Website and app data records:
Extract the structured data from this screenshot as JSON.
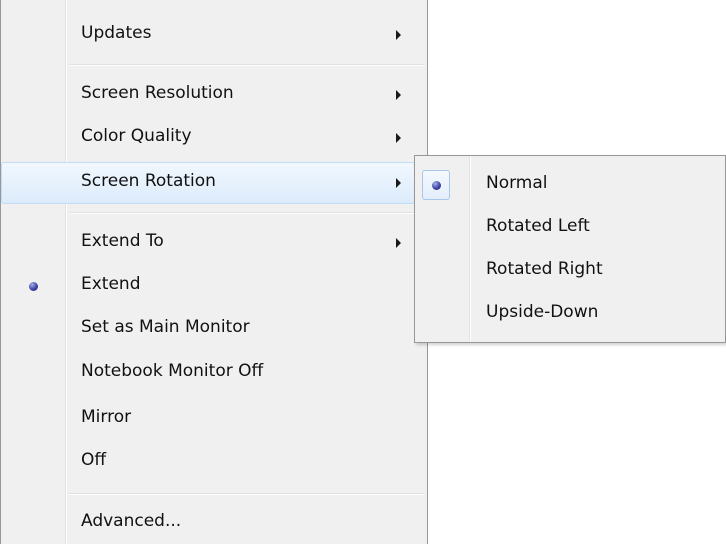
{
  "main_menu": {
    "items": [
      {
        "label": "Updates",
        "has_submenu": true
      },
      {
        "label": "Screen Resolution",
        "has_submenu": true
      },
      {
        "label": "Color Quality",
        "has_submenu": true
      },
      {
        "label": "Screen Rotation",
        "has_submenu": true,
        "highlighted": true
      },
      {
        "label": "Extend To",
        "has_submenu": true
      },
      {
        "label": "Extend",
        "checked": true
      },
      {
        "label": "Set as Main Monitor"
      },
      {
        "label": "Notebook Monitor Off"
      },
      {
        "label": "Mirror"
      },
      {
        "label": "Off"
      },
      {
        "label": "Advanced..."
      }
    ]
  },
  "sub_menu": {
    "items": [
      {
        "label": "Normal",
        "checked": true
      },
      {
        "label": "Rotated Left"
      },
      {
        "label": "Rotated Right"
      },
      {
        "label": "Upside-Down"
      }
    ]
  },
  "colors": {
    "menu_background": "#f0f0f0",
    "highlight": "#dcebfc",
    "radio": "#3c44a8"
  }
}
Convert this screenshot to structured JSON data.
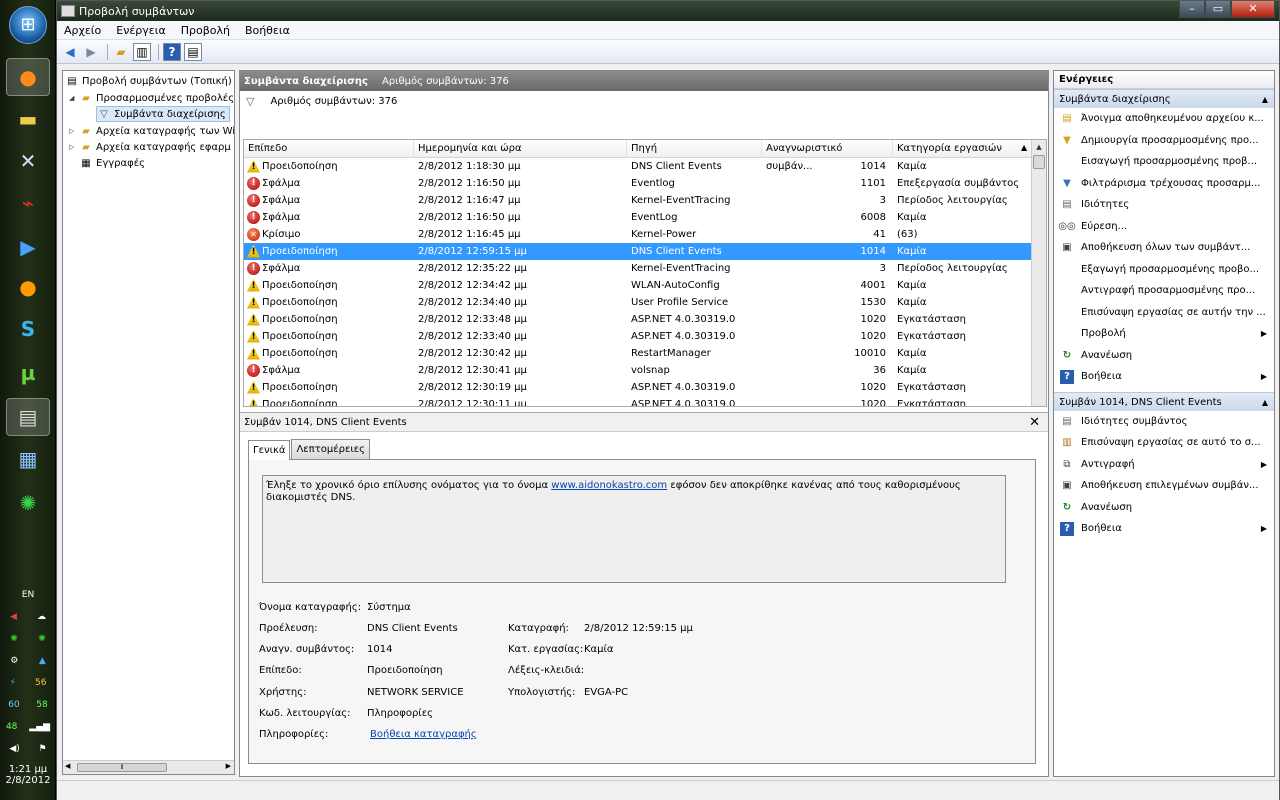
{
  "window": {
    "title": "Προβολή συμβάντων"
  },
  "menu": [
    "Αρχείο",
    "Ενέργεια",
    "Προβολή",
    "Βοήθεια"
  ],
  "tree": [
    {
      "label": "Προβολή συμβάντων (Τοπική)"
    },
    {
      "label": "Προσαρμοσμένες προβολές"
    },
    {
      "label": "Συμβάντα διαχείρισης"
    },
    {
      "label": "Αρχεία καταγραφής των Wi"
    },
    {
      "label": "Αρχεία καταγραφής εφαρμ"
    },
    {
      "label": "Εγγραφές"
    }
  ],
  "center": {
    "header_title": "Συμβάντα διαχείρισης",
    "header_count": "Αριθμός συμβάντων: 376",
    "filter_text": "Αριθμός συμβάντων: 376",
    "columns": [
      "Επίπεδο",
      "Ημερομηνία και ώρα",
      "Πηγή",
      "Αναγνωριστικό συμβάν...",
      "Κατηγορία εργασιών"
    ],
    "rows": [
      {
        "icon": "warning-icon",
        "level": "Προειδοποίηση",
        "date": "2/8/2012 1:18:30 μμ",
        "source": "DNS Client Events",
        "id": "1014",
        "category": "Καμία"
      },
      {
        "icon": "error-icon",
        "level": "Σφάλμα",
        "date": "2/8/2012 1:16:50 μμ",
        "source": "Eventlog",
        "id": "1101",
        "category": "Επεξεργασία συμβάντος"
      },
      {
        "icon": "error-icon",
        "level": "Σφάλμα",
        "date": "2/8/2012 1:16:47 μμ",
        "source": "Kernel-EventTracing",
        "id": "3",
        "category": "Περίοδος λειτουργίας"
      },
      {
        "icon": "error-icon",
        "level": "Σφάλμα",
        "date": "2/8/2012 1:16:50 μμ",
        "source": "EventLog",
        "id": "6008",
        "category": "Καμία"
      },
      {
        "icon": "critical-icon",
        "level": "Κρίσιμο",
        "date": "2/8/2012 1:16:45 μμ",
        "source": "Kernel-Power",
        "id": "41",
        "category": "(63)"
      },
      {
        "icon": "warning-icon",
        "level": "Προειδοποίηση",
        "date": "2/8/2012 12:59:15 μμ",
        "source": "DNS Client Events",
        "id": "1014",
        "category": "Καμία"
      },
      {
        "icon": "error-icon",
        "level": "Σφάλμα",
        "date": "2/8/2012 12:35:22 μμ",
        "source": "Kernel-EventTracing",
        "id": "3",
        "category": "Περίοδος λειτουργίας"
      },
      {
        "icon": "warning-icon",
        "level": "Προειδοποίηση",
        "date": "2/8/2012 12:34:42 μμ",
        "source": "WLAN-AutoConfig",
        "id": "4001",
        "category": "Καμία"
      },
      {
        "icon": "warning-icon",
        "level": "Προειδοποίηση",
        "date": "2/8/2012 12:34:40 μμ",
        "source": "User Profile Service",
        "id": "1530",
        "category": "Καμία"
      },
      {
        "icon": "warning-icon",
        "level": "Προειδοποίηση",
        "date": "2/8/2012 12:33:48 μμ",
        "source": "ASP.NET 4.0.30319.0",
        "id": "1020",
        "category": "Εγκατάσταση"
      },
      {
        "icon": "warning-icon",
        "level": "Προειδοποίηση",
        "date": "2/8/2012 12:33:40 μμ",
        "source": "ASP.NET 4.0.30319.0",
        "id": "1020",
        "category": "Εγκατάσταση"
      },
      {
        "icon": "warning-icon",
        "level": "Προειδοποίηση",
        "date": "2/8/2012 12:30:42 μμ",
        "source": "RestartManager",
        "id": "10010",
        "category": "Καμία"
      },
      {
        "icon": "error-icon",
        "level": "Σφάλμα",
        "date": "2/8/2012 12:30:41 μμ",
        "source": "volsnap",
        "id": "36",
        "category": "Καμία"
      },
      {
        "icon": "warning-icon",
        "level": "Προειδοποίηση",
        "date": "2/8/2012 12:30:19 μμ",
        "source": "ASP.NET 4.0.30319.0",
        "id": "1020",
        "category": "Εγκατάσταση"
      },
      {
        "icon": "warning-icon",
        "level": "Προειδοποίηση",
        "date": "2/8/2012 12:30:11 μμ",
        "source": "ASP.NET 4.0.30319.0",
        "id": "1020",
        "category": "Εγκατάσταση"
      }
    ],
    "selected_row": 5
  },
  "detail": {
    "title": "Συμβάν 1014, DNS Client Events",
    "tabs": [
      "Γενικά",
      "Λεπτομέρειες"
    ],
    "desc_before": "Έληξε το χρονικό όριο επίλυσης ονόματος για το όνομα ",
    "desc_link": "www.aidonokastro.com",
    "desc_after": " εφόσον δεν αποκρίθηκε κανένας από τους καθορισμένους διακομιστές DNS.",
    "log_name_label": "Όνομα καταγραφής:",
    "log_name": "Σύστημα",
    "source_label": "Προέλευση:",
    "source": "DNS Client Events",
    "logged_label": "Καταγραφή:",
    "logged": "2/8/2012 12:59:15 μμ",
    "event_id_label": "Αναγν. συμβάντος:",
    "event_id": "1014",
    "task_label": "Κατ. εργασίας:",
    "task": "Καμία",
    "level_label": "Επίπεδο:",
    "level": "Προειδοποίηση",
    "keywords_label": "Λέξεις-κλειδιά:",
    "user_label": "Χρήστης:",
    "user": "NETWORK SERVICE",
    "computer_label": "Υπολογιστής:",
    "computer": "EVGA-PC",
    "opcode_label": "Κωδ. λειτουργίας:",
    "opcode": "Πληροφορίες",
    "info_label": "Πληροφορίες:",
    "info_link": "Βοήθεια καταγραφής"
  },
  "actions": {
    "title": "Ενέργειες",
    "section1": "Συμβάντα διαχείρισης",
    "items1": [
      {
        "icon": "open-log-icon",
        "label": "Άνοιγμα αποθηκευμένου αρχείου κ..."
      },
      {
        "icon": "filter-create-icon",
        "label": "Δημιουργία προσαρμοσμένης προ..."
      },
      {
        "icon": "none",
        "label": "Εισαγωγή προσαρμοσμένης προβ..."
      },
      {
        "icon": "filter-icon",
        "label": "Φιλτράρισμα τρέχουσας προσαρμ..."
      },
      {
        "icon": "properties-icon",
        "label": "Ιδιότητες"
      },
      {
        "icon": "binoculars-icon",
        "label": "Εύρεση..."
      },
      {
        "icon": "save-icon",
        "label": "Αποθήκευση όλων των συμβάντ..."
      },
      {
        "icon": "none",
        "label": "Εξαγωγή προσαρμοσμένης προβο..."
      },
      {
        "icon": "none",
        "label": "Αντιγραφή προσαρμοσμένης προ..."
      },
      {
        "icon": "none",
        "label": "Επισύναψη εργασίας σε αυτήν την ..."
      },
      {
        "icon": "none",
        "label": "Προβολή",
        "submenu": true
      },
      {
        "icon": "refresh-icon",
        "label": "Ανανέωση"
      },
      {
        "icon": "help-icon",
        "label": "Βοήθεια",
        "submenu": true
      }
    ],
    "section2": "Συμβάν 1014, DNS Client Events",
    "items2": [
      {
        "icon": "properties-icon",
        "label": "Ιδιότητες συμβάντος"
      },
      {
        "icon": "task-icon",
        "label": "Επισύναψη εργασίας σε αυτό το σ..."
      },
      {
        "icon": "copy-icon",
        "label": "Αντιγραφή",
        "submenu": true
      },
      {
        "icon": "save-icon",
        "label": "Αποθήκευση επιλεγμένων συμβάν..."
      },
      {
        "icon": "refresh-icon",
        "label": "Ανανέωση"
      },
      {
        "icon": "help-icon",
        "label": "Βοήθεια",
        "submenu": true
      }
    ]
  },
  "taskbar": {
    "language": "EN",
    "tray_numbers": [
      "56",
      "60",
      "58",
      "48"
    ],
    "clock_time": "1:21 μμ",
    "clock_date": "2/8/2012"
  },
  "colors": {
    "selection": "#3399ff",
    "link": "#0645ad",
    "header_gray": "#6a6a6a",
    "section_blue": "#c9d8ea"
  }
}
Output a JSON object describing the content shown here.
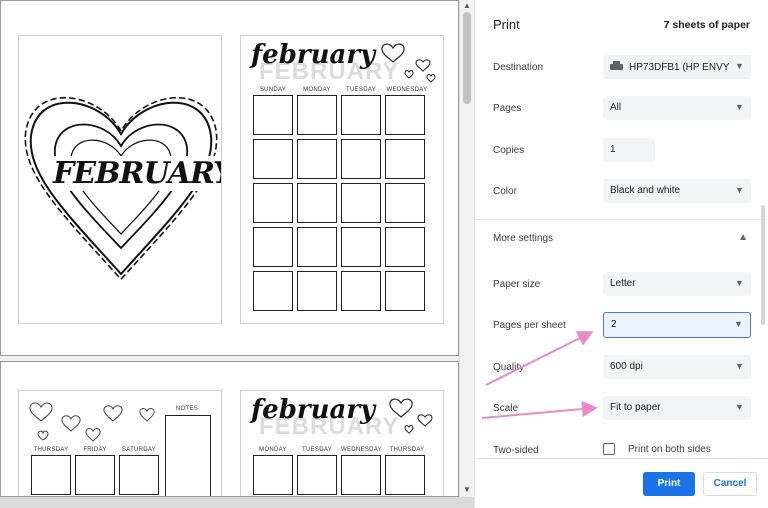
{
  "preview": {
    "page1_title": "FEBRUARY",
    "page2_title": "february",
    "page2_ghost": "FEBRUARY",
    "page2_days": [
      "SUNDAY",
      "MONDAY",
      "TUESDAY",
      "WEDNESDAY"
    ],
    "page3_days": [
      "THURSDAY",
      "FRIDAY",
      "SATURDAY"
    ],
    "page3_notes": "NOTES",
    "page4_title": "february",
    "page4_ghost": "FEBRUARY",
    "page4_days": [
      "MONDAY",
      "TUESDAY",
      "WEDNESDAY",
      "THURSDAY"
    ]
  },
  "panel": {
    "title": "Print",
    "sheets": "7 sheets of paper",
    "destination": {
      "label": "Destination",
      "value": "HP73DFB1 (HP ENVY"
    },
    "pages": {
      "label": "Pages",
      "value": "All"
    },
    "copies": {
      "label": "Copies",
      "value": "1"
    },
    "color": {
      "label": "Color",
      "value": "Black and white"
    },
    "more_settings": "More settings",
    "paper_size": {
      "label": "Paper size",
      "value": "Letter"
    },
    "pages_per_sheet": {
      "label": "Pages per sheet",
      "value": "2"
    },
    "quality": {
      "label": "Quality",
      "value": "600 dpi"
    },
    "scale": {
      "label": "Scale",
      "value": "Fit to paper"
    },
    "two_sided": {
      "label": "Two-sided",
      "option": "Print on both sides"
    },
    "print_button": "Print",
    "cancel_button": "Cancel"
  },
  "colors": {
    "accent": "#1a73e8",
    "annotation_arrow": "#e98ac8"
  }
}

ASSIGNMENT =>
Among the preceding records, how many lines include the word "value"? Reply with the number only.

ANSWER FOR THE TASK =>
8